**THE PROBLEM:** Reprint every entry, character for character.

**RECORDS:**
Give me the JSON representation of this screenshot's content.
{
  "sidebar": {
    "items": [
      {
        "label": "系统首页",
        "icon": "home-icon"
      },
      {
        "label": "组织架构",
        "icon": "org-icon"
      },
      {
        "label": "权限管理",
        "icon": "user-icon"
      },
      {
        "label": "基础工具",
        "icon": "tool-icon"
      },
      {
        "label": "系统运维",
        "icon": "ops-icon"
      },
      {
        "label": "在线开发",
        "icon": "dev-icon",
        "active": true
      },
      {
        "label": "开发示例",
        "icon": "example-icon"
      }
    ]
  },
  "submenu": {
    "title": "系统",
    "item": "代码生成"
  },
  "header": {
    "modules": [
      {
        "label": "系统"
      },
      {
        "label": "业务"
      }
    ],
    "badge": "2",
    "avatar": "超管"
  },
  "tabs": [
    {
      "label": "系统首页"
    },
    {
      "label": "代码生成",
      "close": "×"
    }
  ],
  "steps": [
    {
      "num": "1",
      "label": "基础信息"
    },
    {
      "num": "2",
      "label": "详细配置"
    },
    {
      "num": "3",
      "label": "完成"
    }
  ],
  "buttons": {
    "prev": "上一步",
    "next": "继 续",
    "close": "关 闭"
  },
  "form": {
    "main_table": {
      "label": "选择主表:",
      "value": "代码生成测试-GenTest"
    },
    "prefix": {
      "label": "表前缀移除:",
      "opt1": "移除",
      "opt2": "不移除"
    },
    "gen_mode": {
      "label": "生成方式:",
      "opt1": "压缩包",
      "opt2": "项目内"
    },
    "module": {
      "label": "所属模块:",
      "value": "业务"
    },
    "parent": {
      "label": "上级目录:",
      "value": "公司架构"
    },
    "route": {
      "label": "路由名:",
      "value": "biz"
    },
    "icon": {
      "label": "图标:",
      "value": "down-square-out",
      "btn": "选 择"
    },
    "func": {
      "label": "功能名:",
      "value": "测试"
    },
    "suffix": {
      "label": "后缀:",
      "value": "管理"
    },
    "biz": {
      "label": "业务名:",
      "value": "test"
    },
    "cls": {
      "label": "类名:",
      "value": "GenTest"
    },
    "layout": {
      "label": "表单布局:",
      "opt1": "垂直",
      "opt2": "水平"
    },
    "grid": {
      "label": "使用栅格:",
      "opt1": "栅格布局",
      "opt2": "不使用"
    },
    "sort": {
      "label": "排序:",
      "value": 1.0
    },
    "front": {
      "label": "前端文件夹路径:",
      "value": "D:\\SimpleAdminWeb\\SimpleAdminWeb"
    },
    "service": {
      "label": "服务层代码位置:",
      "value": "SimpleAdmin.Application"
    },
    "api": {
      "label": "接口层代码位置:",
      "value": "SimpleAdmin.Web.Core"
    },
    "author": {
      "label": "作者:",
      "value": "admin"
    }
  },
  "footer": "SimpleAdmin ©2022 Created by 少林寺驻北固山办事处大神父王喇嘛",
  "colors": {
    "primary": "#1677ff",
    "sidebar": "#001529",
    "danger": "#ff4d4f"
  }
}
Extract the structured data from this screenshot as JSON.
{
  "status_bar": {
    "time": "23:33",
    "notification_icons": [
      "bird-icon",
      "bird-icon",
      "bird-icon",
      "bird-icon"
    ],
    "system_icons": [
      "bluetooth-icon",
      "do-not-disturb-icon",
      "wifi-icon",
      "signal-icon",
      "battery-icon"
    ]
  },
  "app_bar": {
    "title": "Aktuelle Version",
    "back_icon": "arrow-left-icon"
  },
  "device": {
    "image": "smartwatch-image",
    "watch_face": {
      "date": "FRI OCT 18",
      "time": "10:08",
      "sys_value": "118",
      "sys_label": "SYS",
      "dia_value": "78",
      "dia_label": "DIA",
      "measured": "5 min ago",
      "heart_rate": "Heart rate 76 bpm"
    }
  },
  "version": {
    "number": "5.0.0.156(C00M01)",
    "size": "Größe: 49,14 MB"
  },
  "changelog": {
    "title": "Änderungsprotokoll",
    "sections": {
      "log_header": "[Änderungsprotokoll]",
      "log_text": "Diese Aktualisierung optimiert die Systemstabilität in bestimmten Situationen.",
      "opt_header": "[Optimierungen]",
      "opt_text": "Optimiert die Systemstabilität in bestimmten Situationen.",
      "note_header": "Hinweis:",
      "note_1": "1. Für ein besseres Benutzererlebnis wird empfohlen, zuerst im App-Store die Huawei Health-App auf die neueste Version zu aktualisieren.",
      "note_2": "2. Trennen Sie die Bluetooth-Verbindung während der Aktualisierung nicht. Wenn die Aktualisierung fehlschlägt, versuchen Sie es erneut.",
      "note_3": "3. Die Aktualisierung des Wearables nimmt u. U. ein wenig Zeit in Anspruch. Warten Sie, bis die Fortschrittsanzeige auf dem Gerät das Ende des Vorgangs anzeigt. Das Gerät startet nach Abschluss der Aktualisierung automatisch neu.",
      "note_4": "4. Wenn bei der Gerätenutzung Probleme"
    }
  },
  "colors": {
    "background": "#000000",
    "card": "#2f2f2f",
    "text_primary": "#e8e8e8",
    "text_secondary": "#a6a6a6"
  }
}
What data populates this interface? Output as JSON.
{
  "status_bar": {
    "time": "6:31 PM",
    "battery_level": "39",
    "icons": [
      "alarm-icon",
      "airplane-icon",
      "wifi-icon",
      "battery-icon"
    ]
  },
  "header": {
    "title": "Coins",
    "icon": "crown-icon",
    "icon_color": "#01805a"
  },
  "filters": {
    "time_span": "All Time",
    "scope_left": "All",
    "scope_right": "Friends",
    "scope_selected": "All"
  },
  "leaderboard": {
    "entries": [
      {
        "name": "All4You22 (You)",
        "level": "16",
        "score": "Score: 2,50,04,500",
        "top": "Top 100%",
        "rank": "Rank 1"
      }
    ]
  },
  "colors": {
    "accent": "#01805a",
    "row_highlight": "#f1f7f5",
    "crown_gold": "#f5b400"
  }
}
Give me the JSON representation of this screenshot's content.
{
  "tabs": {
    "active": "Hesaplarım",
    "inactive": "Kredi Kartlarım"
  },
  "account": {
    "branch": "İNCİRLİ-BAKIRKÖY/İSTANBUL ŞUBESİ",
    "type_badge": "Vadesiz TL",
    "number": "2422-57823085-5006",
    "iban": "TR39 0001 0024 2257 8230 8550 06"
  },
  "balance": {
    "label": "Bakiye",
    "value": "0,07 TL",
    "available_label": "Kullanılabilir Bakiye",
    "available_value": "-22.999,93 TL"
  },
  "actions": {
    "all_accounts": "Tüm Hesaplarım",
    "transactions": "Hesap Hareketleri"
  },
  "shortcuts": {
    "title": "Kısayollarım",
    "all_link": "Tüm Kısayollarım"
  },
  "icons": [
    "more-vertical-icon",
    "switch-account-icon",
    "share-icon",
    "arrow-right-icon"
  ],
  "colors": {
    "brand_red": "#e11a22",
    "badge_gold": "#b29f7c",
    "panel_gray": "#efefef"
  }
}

**RESPONSE AREA:**
Give me the JSON representation of this screenshot's content.
{
  "sidebar": {
    "items": [
      {
        "label": "系统首页",
        "icon": "home-icon"
      },
      {
        "label": "组织架构",
        "icon": "org-icon"
      },
      {
        "label": "权限管理",
        "icon": "user-icon"
      },
      {
        "label": "基础工具",
        "icon": "tool-icon"
      },
      {
        "label": "系统运维",
        "icon": "ops-icon"
      },
      {
        "label": "在线开发",
        "icon": "dev-icon",
        "active": true
      },
      {
        "label": "开发示例",
        "icon": "example-icon"
      }
    ]
  },
  "submenu": {
    "title": "系统",
    "item": "代码生成"
  },
  "header": {
    "modules": [
      {
        "label": "系统"
      },
      {
        "label": "业务"
      }
    ],
    "badge": "2",
    "avatar": "超管"
  },
  "tabs": [
    {
      "label": "系统首页"
    },
    {
      "label": "代码生成",
      "close": "×"
    }
  ],
  "steps": [
    {
      "num": "1",
      "label": "基础信息"
    },
    {
      "num": "2",
      "label": "详细配置"
    },
    {
      "num": "3",
      "label": "完成"
    }
  ],
  "buttons": {
    "prev": "上一步",
    "next": "继 续",
    "close": "关 闭"
  },
  "form": {
    "main_table": {
      "label": "选择主表:",
      "value": "代码生成测试-GenTest"
    },
    "prefix": {
      "label": "表前缀移除:",
      "opt1": "移除",
      "opt2": "不移除"
    },
    "gen_mode": {
      "label": "生成方式:",
      "opt1": "压缩包",
      "opt2": "项目内"
    },
    "module": {
      "label": "所属模块:",
      "value": "业务"
    },
    "parent": {
      "label": "上级目录:",
      "value": "公司架构"
    },
    "route": {
      "label": "路由名:",
      "value": "biz"
    },
    "icon": {
      "label": "图标:",
      "value": "down-square-out",
      "btn": "选 择"
    },
    "func": {
      "label": "功能名:",
      "value": "测试"
    },
    "suffix": {
      "label": "后缀:",
      "value": "管理"
    },
    "biz": {
      "label": "业务名:",
      "value": "test"
    },
    "cls": {
      "label": "类名:",
      "value": "GenTest"
    },
    "layout": {
      "label": "表单布局:",
      "opt1": "垂直",
      "opt2": "水平"
    },
    "grid": {
      "label": "使用栅格:",
      "opt1": "栅格布局",
      "opt2": "不使用"
    },
    "sort": {
      "label": "排序:",
      "value": 1.0
    },
    "front": {
      "label": "前端文件夹路径:",
      "value": "D:\\SimpleAdminWeb\\SimpleAdminWeb"
    },
    "service": {
      "label": "服务层代码位置:",
      "value": "SimpleAdmin.Application"
    },
    "api": {
      "label": "接口层代码位置:",
      "value": "SimpleAdmin.Web.Core"
    },
    "author": {
      "label": "作者:",
      "value": "admin"
    }
  },
  "footer": "SimpleAdmin ©2022 Created by 少林寺驻北固山办事处大神父王喇嘛",
  "colors": {
    "primary": "#1677ff",
    "sidebar": "#001529",
    "danger": "#ff4d4f"
  }
}
Extract the structured data from this screenshot as JSON.
{
  "status_bar": {
    "time": "23:33",
    "notification_icons": [
      "bird-icon",
      "bird-icon",
      "bird-icon",
      "bird-icon"
    ],
    "system_icons": [
      "bluetooth-icon",
      "do-not-disturb-icon",
      "wifi-icon",
      "signal-icon",
      "battery-icon"
    ]
  },
  "app_bar": {
    "title": "Aktuelle Version",
    "back_icon": "arrow-left-icon"
  },
  "device": {
    "image": "smartwatch-image",
    "watch_face": {
      "date": "FRI OCT 18",
      "time": "10:08",
      "sys_value": "118",
      "sys_label": "SYS",
      "dia_value": "78",
      "dia_label": "DIA",
      "measured": "5 min ago",
      "heart_rate": "Heart rate 76 bpm"
    }
  },
  "version": {
    "number": "5.0.0.156(C00M01)",
    "size": "Größe: 49,14 MB"
  },
  "changelog": {
    "title": "Änderungsprotokoll",
    "sections": {
      "log_header": "[Änderungsprotokoll]",
      "log_text": "Diese Aktualisierung optimiert die Systemstabilität in bestimmten Situationen.",
      "opt_header": "[Optimierungen]",
      "opt_text": "Optimiert die Systemstabilität in bestimmten Situationen.",
      "note_header": "Hinweis:",
      "note_1": "1. Für ein besseres Benutzererlebnis wird empfohlen, zuerst im App-Store die Huawei Health-App auf die neueste Version zu aktualisieren.",
      "note_2": "2. Trennen Sie die Bluetooth-Verbindung während der Aktualisierung nicht. Wenn die Aktualisierung fehlschlägt, versuchen Sie es erneut.",
      "note_3": "3. Die Aktualisierung des Wearables nimmt u. U. ein wenig Zeit in Anspruch. Warten Sie, bis die Fortschrittsanzeige auf dem Gerät das Ende des Vorgangs anzeigt. Das Gerät startet nach Abschluss der Aktualisierung automatisch neu.",
      "note_4": "4. Wenn bei der Gerätenutzung Probleme"
    }
  },
  "colors": {
    "background": "#000000",
    "card": "#2f2f2f",
    "text_primary": "#e8e8e8",
    "text_secondary": "#a6a6a6"
  }
}
What data populates this interface? Output as JSON.
{
  "status_bar": {
    "time": "6:31 PM",
    "battery_level": "39",
    "icons": [
      "alarm-icon",
      "airplane-icon",
      "wifi-icon",
      "battery-icon"
    ]
  },
  "header": {
    "title": "Coins",
    "icon": "crown-icon",
    "icon_color": "#01805a"
  },
  "filters": {
    "time_span": "All Time",
    "scope_left": "All",
    "scope_right": "Friends",
    "scope_selected": "All"
  },
  "leaderboard": {
    "entries": [
      {
        "name": "All4You22 (You)",
        "level": "16",
        "score": "Score: 2,50,04,500",
        "top": "Top 100%",
        "rank": "Rank 1"
      }
    ]
  },
  "colors": {
    "accent": "#01805a",
    "row_highlight": "#f1f7f5",
    "crown_gold": "#f5b400"
  }
}
Give me the JSON representation of this screenshot's content.
{
  "tabs": {
    "active": "Hesaplarım",
    "inactive": "Kredi Kartlarım"
  },
  "account": {
    "branch": "İNCİRLİ-BAKIRKÖY/İSTANBUL ŞUBESİ",
    "type_badge": "Vadesiz TL",
    "number": "2422-57823085-5006",
    "iban": "TR39 0001 0024 2257 8230 8550 06"
  },
  "balance": {
    "label": "Bakiye",
    "value": "0,07 TL",
    "available_label": "Kullanılabilir Bakiye",
    "available_value": "-22.999,93 TL"
  },
  "actions": {
    "all_accounts": "Tüm Hesaplarım",
    "transactions": "Hesap Hareketleri"
  },
  "shortcuts": {
    "title": "Kısayollarım",
    "all_link": "Tüm Kısayollarım"
  },
  "icons": [
    "more-vertical-icon",
    "switch-account-icon",
    "share-icon",
    "arrow-right-icon"
  ],
  "colors": {
    "brand_red": "#e11a22",
    "badge_gold": "#b29f7c",
    "panel_gray": "#efefef"
  }
}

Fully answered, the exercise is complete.